Julianne just has a way of putting things that keeps demanding a response from me.
Take The Open Eye, for example.
She writes about a trip she took to Washington D.C. recently, sans her camera. This is atypical for her, having captured the “birth, growth, decay, deconstruction and rebirth” of the city through the decades, including “interesting faces, odd artifacts, seasonal changes–all caught on rolls of film and memory cards.” Julianne took the opportunity to see things differently than usual, “to see,” as she says, “what was in front of me, around me–rather than moving into a ‘good shot’ position.”
I know that frame of mind, where you decide to put the working artist hat on a mental shelf and just relax into being present to what is around you. Of course, none of this is as simple as it may seem. For one, we can’t just compartmentalize ourselves that easily. And just because we don’t have a pencil or camera to “capture” a scene or an object, doesn’t stop us from assessing it with an artist’s eye: noting the colors, the light, how it fits into its surroundings. That is part of our enjoyment.
Perhaps the real issue is that we may have a little obsession going. We MUST capture everything we could possibly use in a work of art, much like the woodworker who MUST keep every piece of wood, just in case it is needed.
Julianne’s description of an elderly woman in Starbucks reminded me of my own recent experience in the Starbucks I frequent, where I have had many intimate conversations with friends as we sip our favorite brew (mine is a venti soy chai lotte, no water, no foam). Wendi and I were cleaning up our cups and plates when our attention was riveted by the two women who seated themselves at the table next to us. It soon became obvious that they were mother and daughter. The white-haired mother was small, quite fragile-looking, and utterly beautiful. Her skin was translucent- as translucent as the string of pearls she wore around her neck, which went perfectly with her wool suit. She was definitely dressed for the occasion – to the nines was the phrase that came to mind.
The daughter held up a camera and asked me to take a picture of them before we left the coffee shop. I had to maneuver all around them to get a good shot because the sun was streaming through the window and bathing them in bright light. “This is my mother’s 99th birthday,” the daughter declared, with obvious joy and pride.
I snapped their smiles, then took the elderly woman’s hand and, looking in her face, said “If I am half as beautiful as you when I turn 99, I will be thrilled.”
You should have seen her smile, then.

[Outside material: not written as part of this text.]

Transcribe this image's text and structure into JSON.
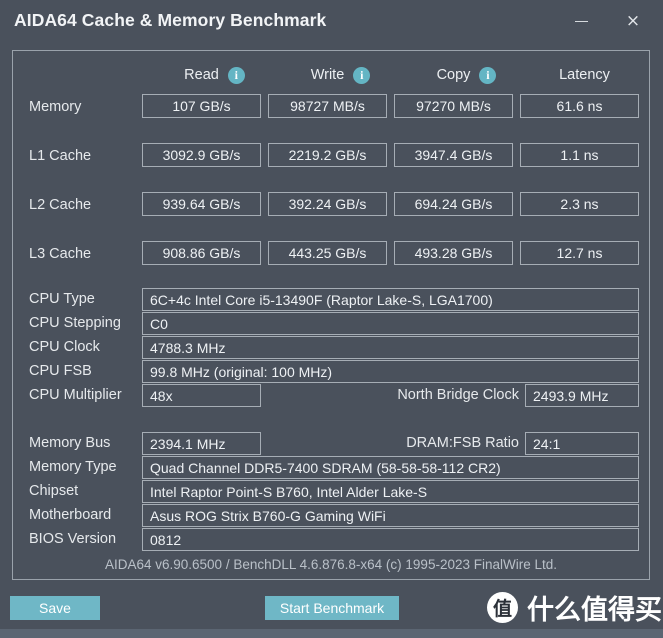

It was so lovely. And yes, I DID wish, later, that I had asked them to send me a copy of that picture.